Element data from apps and pages:

========================================================================

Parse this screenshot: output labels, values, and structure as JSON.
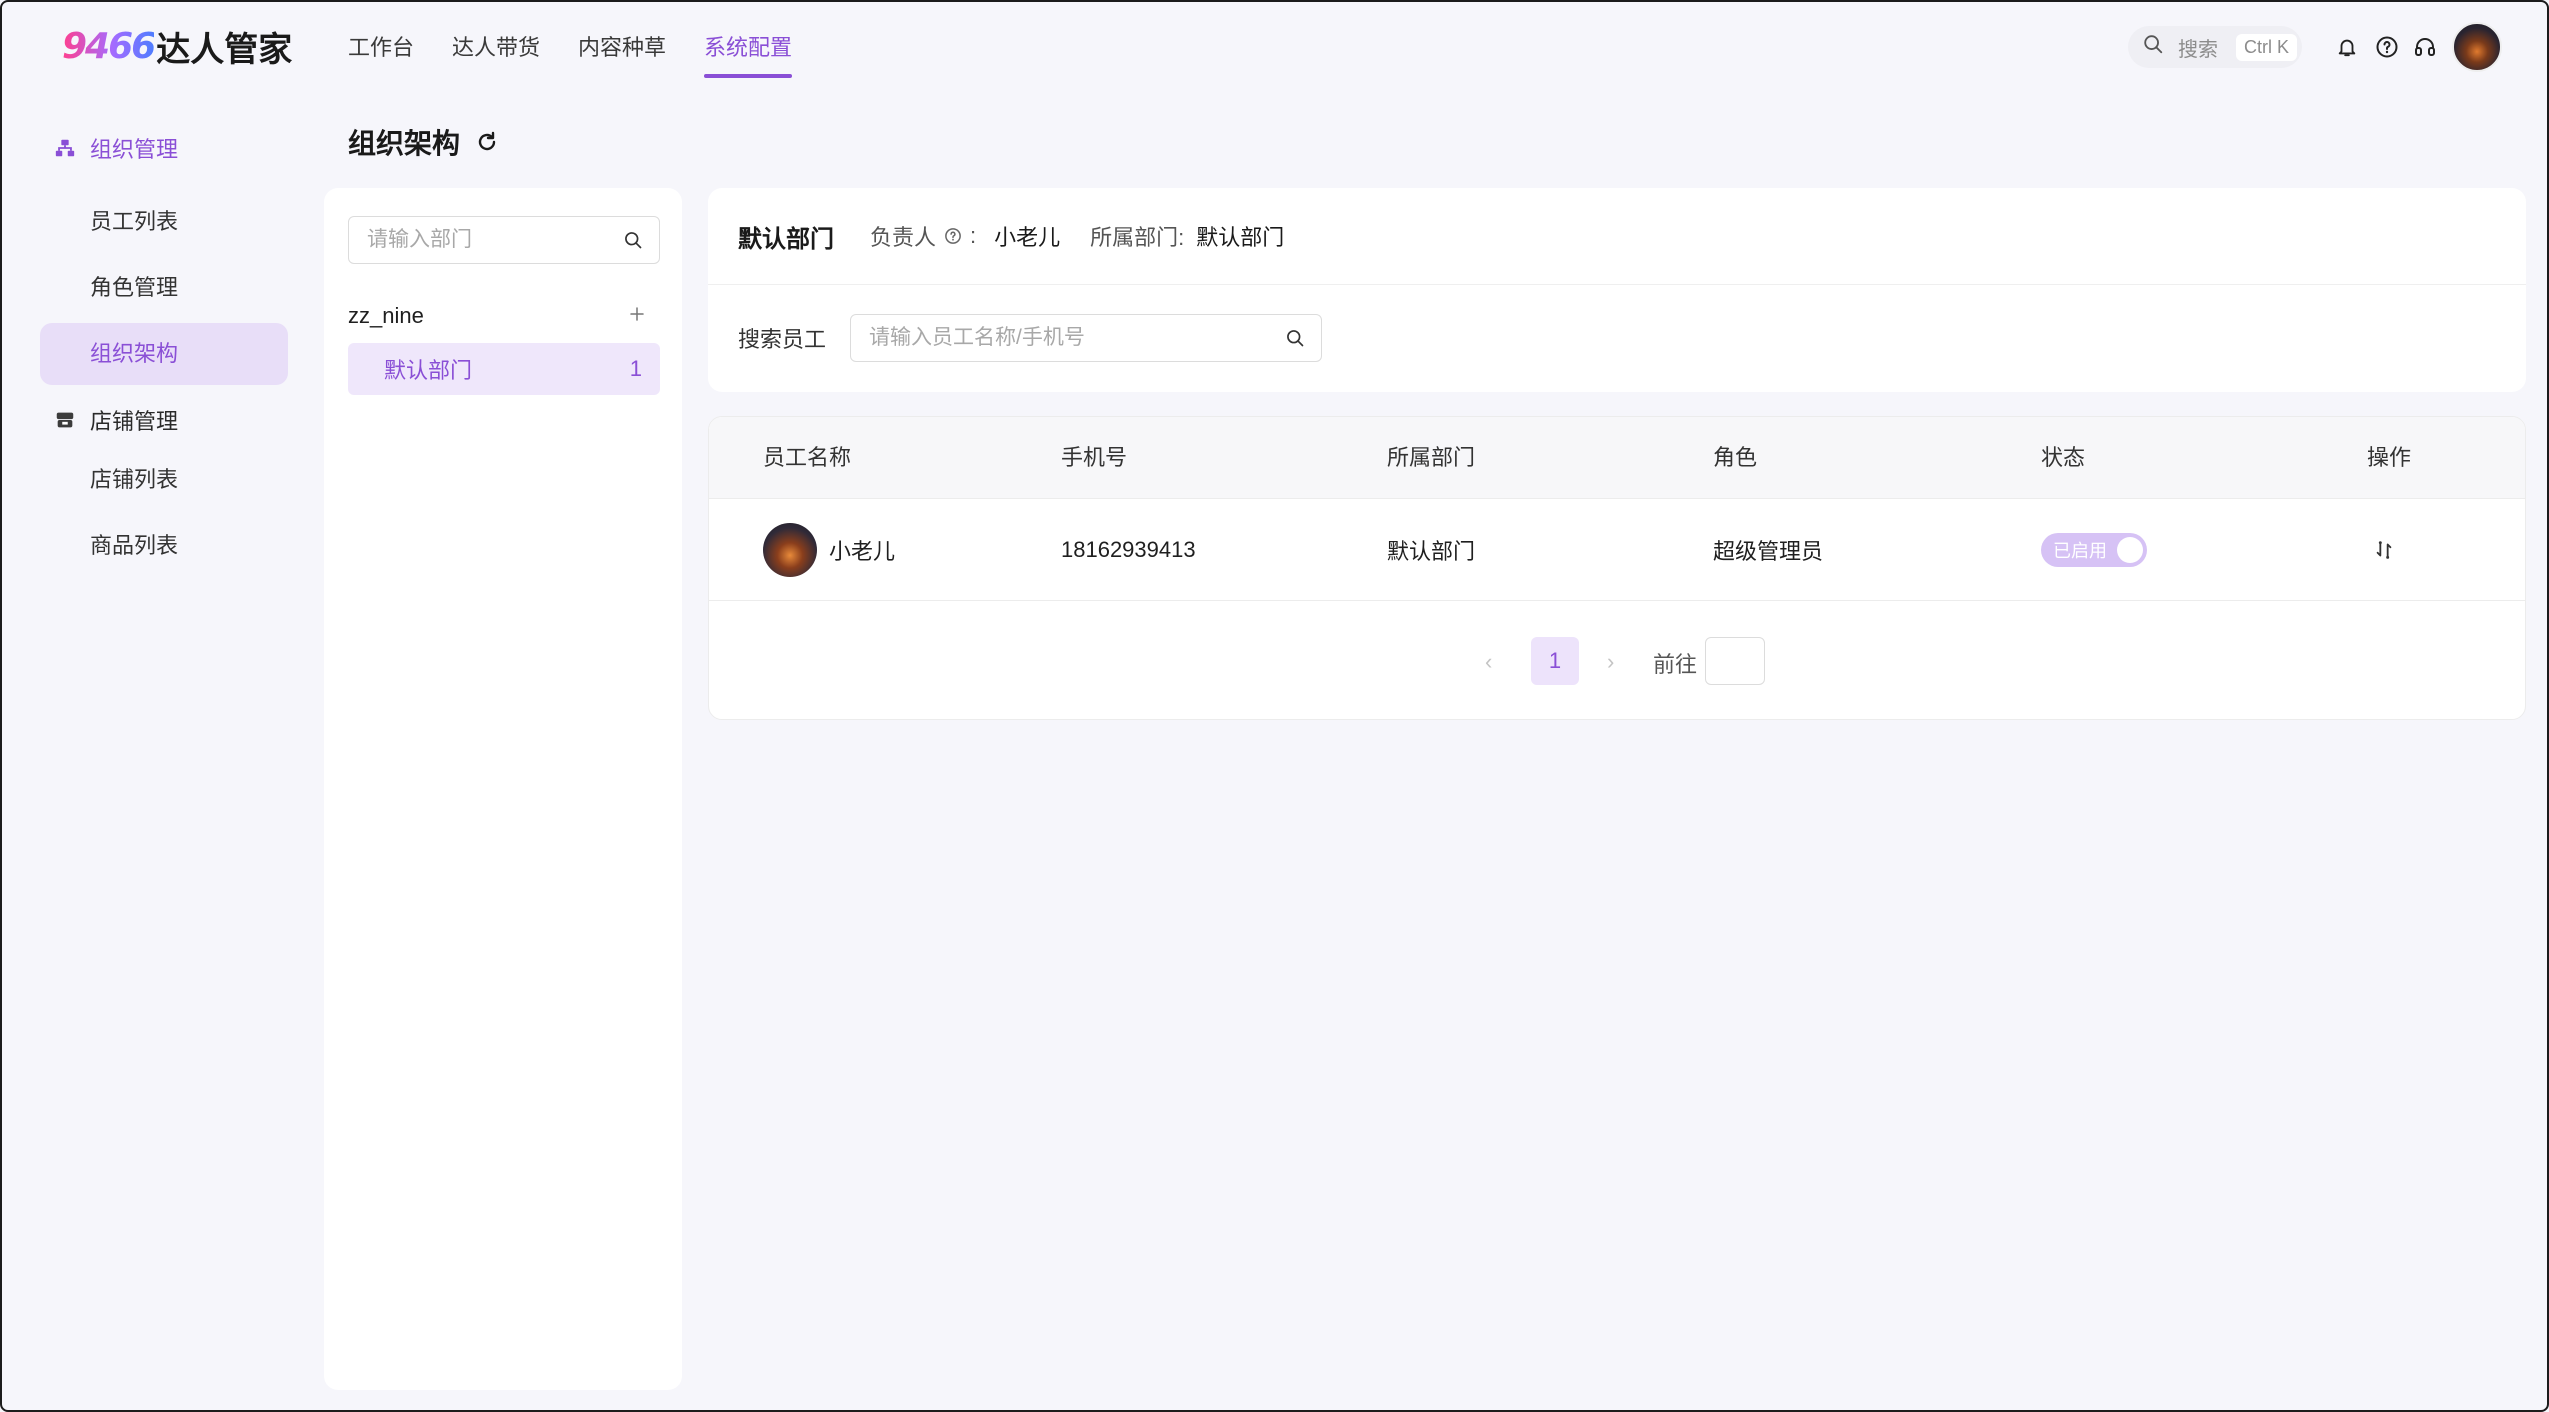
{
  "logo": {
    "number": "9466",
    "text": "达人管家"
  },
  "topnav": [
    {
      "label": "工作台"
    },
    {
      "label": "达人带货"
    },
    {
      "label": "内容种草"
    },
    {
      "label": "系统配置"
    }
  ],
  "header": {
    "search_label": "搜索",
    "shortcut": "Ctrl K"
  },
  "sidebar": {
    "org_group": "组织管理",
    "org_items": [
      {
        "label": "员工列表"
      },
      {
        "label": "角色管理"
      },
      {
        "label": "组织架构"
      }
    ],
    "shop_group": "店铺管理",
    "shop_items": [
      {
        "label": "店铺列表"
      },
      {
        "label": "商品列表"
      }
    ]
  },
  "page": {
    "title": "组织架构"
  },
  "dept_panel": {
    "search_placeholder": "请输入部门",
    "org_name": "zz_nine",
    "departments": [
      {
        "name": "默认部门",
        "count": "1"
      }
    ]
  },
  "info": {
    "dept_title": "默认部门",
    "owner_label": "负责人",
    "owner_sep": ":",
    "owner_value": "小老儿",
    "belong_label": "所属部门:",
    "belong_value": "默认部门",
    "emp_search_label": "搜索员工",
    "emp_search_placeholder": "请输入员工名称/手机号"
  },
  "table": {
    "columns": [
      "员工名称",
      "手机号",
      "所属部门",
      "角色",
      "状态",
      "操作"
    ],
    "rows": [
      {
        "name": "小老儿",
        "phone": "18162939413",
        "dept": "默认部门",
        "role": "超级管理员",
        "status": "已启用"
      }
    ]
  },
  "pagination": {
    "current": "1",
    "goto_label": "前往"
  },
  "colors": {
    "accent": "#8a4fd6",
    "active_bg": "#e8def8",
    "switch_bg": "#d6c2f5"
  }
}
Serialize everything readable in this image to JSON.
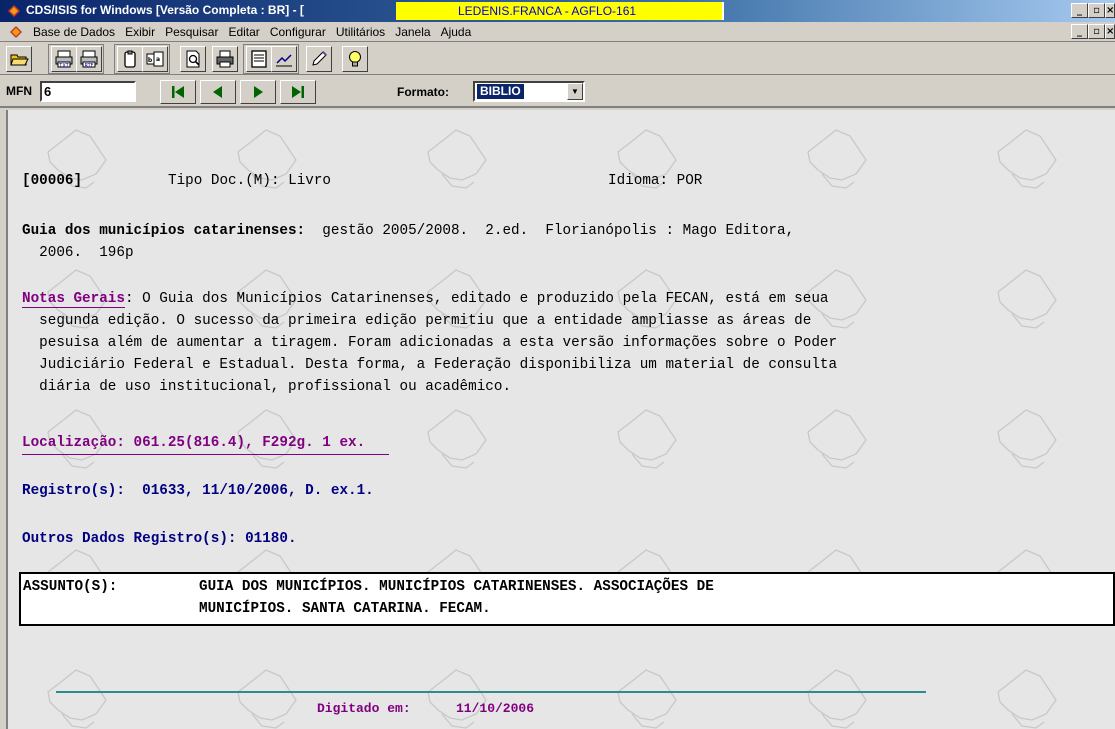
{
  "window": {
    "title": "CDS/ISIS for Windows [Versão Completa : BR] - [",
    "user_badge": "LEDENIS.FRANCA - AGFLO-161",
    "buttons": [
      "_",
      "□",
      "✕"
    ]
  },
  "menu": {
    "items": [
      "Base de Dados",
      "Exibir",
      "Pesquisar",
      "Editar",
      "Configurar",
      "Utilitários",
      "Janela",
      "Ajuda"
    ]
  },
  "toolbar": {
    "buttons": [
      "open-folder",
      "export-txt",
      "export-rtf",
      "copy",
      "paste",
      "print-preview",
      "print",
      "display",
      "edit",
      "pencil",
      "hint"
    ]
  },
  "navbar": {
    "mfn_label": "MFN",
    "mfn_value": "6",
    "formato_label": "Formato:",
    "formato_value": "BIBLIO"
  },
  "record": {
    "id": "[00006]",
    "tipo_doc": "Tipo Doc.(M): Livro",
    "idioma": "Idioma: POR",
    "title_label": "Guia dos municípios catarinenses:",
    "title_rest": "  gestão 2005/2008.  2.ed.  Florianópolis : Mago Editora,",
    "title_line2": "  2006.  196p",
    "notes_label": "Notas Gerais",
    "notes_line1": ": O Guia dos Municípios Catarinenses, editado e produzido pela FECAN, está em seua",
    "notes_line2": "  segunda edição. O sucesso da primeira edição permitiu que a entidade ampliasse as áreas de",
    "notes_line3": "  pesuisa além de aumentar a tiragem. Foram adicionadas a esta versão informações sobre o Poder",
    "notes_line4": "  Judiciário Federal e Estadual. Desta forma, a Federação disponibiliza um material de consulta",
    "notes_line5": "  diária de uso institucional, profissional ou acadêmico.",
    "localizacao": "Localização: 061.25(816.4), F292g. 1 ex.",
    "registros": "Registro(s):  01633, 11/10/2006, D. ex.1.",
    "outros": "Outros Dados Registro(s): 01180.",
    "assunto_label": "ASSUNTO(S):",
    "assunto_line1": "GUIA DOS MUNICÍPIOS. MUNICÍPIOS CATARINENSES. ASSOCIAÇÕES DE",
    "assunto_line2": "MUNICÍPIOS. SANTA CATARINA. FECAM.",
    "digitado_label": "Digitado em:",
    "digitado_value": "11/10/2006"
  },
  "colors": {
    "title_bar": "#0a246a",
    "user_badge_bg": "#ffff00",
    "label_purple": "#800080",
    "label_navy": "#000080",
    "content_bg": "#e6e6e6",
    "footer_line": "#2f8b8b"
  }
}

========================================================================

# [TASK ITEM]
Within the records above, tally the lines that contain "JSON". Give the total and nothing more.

# [YOUR SOLUTION]
2